Required work
If a line of the listing contains the string "Claim", return that line.

(Provided information begins)

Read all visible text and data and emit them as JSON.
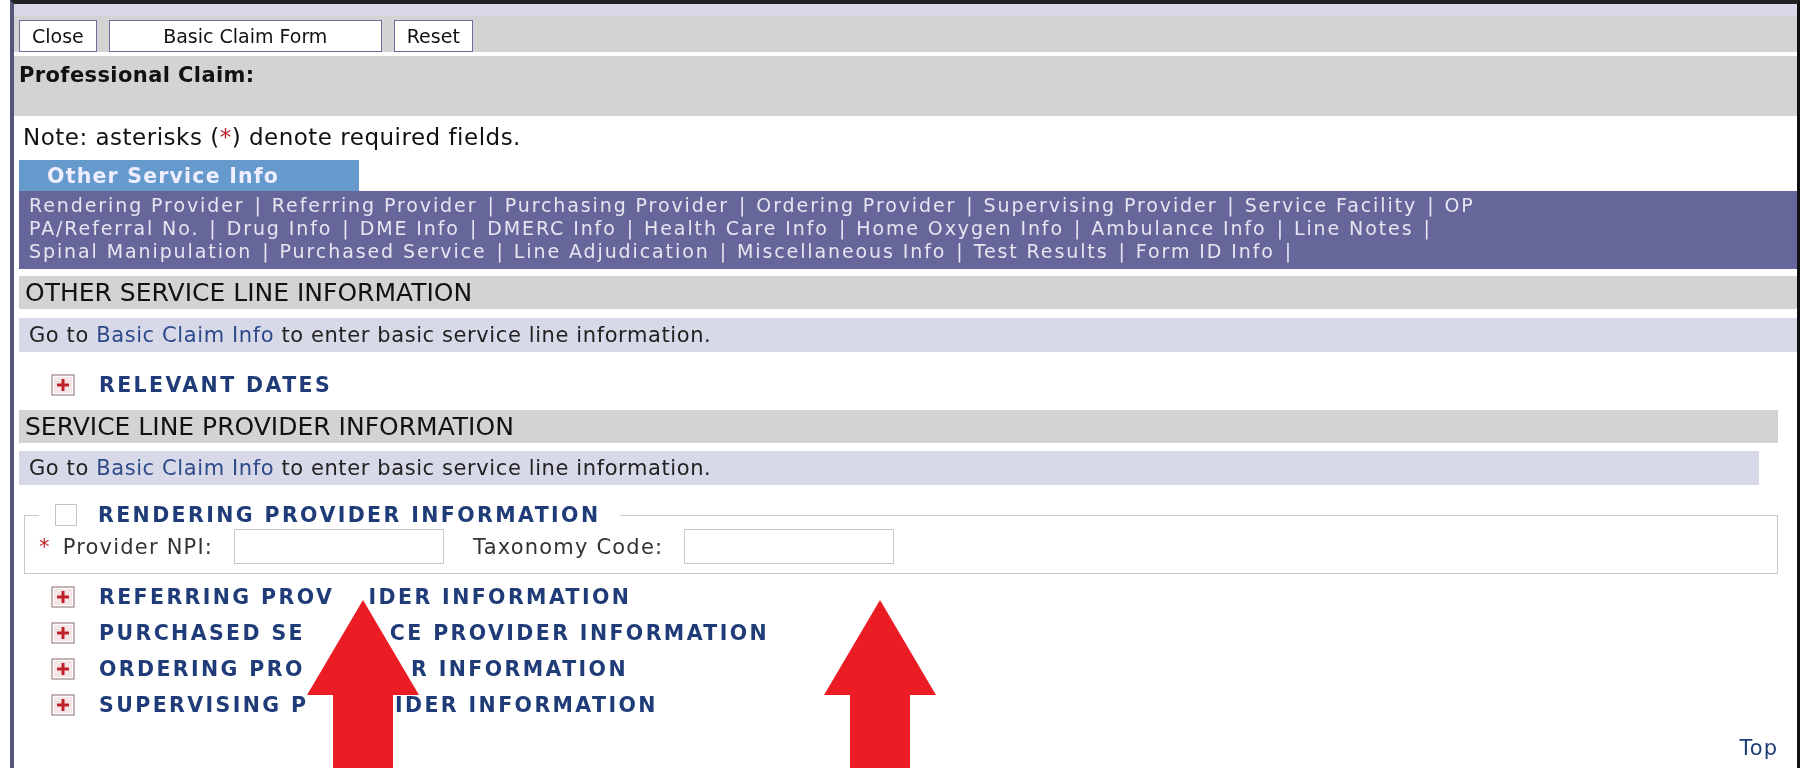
{
  "toolbar": {
    "buttons": [
      "Close",
      "Basic Claim Form",
      "Reset"
    ]
  },
  "page_title": "Professional Claim:",
  "note": {
    "before": "Note: asterisks (",
    "mark": "*",
    "after": ") denote required fields."
  },
  "tabs": [
    {
      "label": "Other Service Info",
      "selected": true
    }
  ],
  "nav": {
    "lines": [
      [
        {
          "label": "Rendering Provider",
          "separator": "|"
        },
        {
          "label": "Referring Provider",
          "separator": "|"
        },
        {
          "label": "Purchasing Provider",
          "separator": "|"
        },
        {
          "label": "Ordering Provider",
          "separator": "|"
        },
        {
          "label": "Supervising Provider",
          "separator": "|"
        },
        {
          "label": "Service Facility",
          "separator": "|"
        },
        {
          "label": "OP"
        }
      ],
      [
        {
          "label": "PA/Referral No.",
          "separator": "|"
        },
        {
          "label": "Drug Info",
          "separator": "|"
        },
        {
          "label": "DME Info",
          "separator": "|"
        },
        {
          "label": "DMERC Info",
          "separator": "|"
        },
        {
          "label": "Health Care Info",
          "separator": "|"
        },
        {
          "label": "Home Oxygen Info",
          "separator": "|"
        },
        {
          "label": "Ambulance Info",
          "separator": "|"
        },
        {
          "label": "Line Notes",
          "separator": "|"
        }
      ],
      [
        {
          "label": "Spinal Manipulation",
          "separator": "|"
        },
        {
          "label": "Purchased Service",
          "separator": "|"
        },
        {
          "label": "Line Adjudication",
          "separator": "|"
        },
        {
          "label": "Miscellaneous Info",
          "separator": "|"
        },
        {
          "label": "Test Results",
          "separator": "|"
        },
        {
          "label": "Form ID Info",
          "separator": "|"
        }
      ]
    ]
  },
  "sections": [
    {
      "heading": "OTHER SERVICE LINE INFORMATION",
      "info": {
        "before": "Go to ",
        "link": "Basic Claim Info",
        "after": " to enter basic service line information."
      },
      "groups": [
        {
          "kind": "collapsible",
          "title_parts": [
            "RELEVANT DATES"
          ],
          "expanded": false
        }
      ]
    },
    {
      "heading": "SERVICE LINE PROVIDER INFORMATION",
      "info": {
        "before": "Go to ",
        "link": "Basic Claim Info",
        "after": " to enter basic service line information."
      },
      "groups": [
        {
          "kind": "fieldset",
          "title": "RENDERING PROVIDER INFORMATION",
          "checked": false,
          "fields": [
            {
              "label": "Provider NPI:",
              "required": true,
              "required_mark": "*"
            },
            {
              "label": "Taxonomy Code:",
              "required": false
            }
          ]
        },
        {
          "kind": "collapsible",
          "title_parts": [
            "REFERRING PROV",
            "IDER INFORMATION"
          ],
          "expanded": false
        },
        {
          "kind": "collapsible",
          "title_parts": [
            "PURCHASED SE",
            "CE PROVIDER INFORMATION"
          ],
          "expanded": false
        },
        {
          "kind": "collapsible",
          "title_parts": [
            "ORDERING PRO",
            "R INFORMATION"
          ],
          "expanded": false
        },
        {
          "kind": "collapsible",
          "title_parts": [
            "SUPERVISING P",
            "IDER INFORMATION"
          ],
          "expanded": false
        }
      ]
    }
  ],
  "top_link": "Top"
}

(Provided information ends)

Written response
      "Basic Claim Form",
  "page_title": "Professional Claim:",
        "link": "Basic Claim Info",
        "link": "Basic Claim Info",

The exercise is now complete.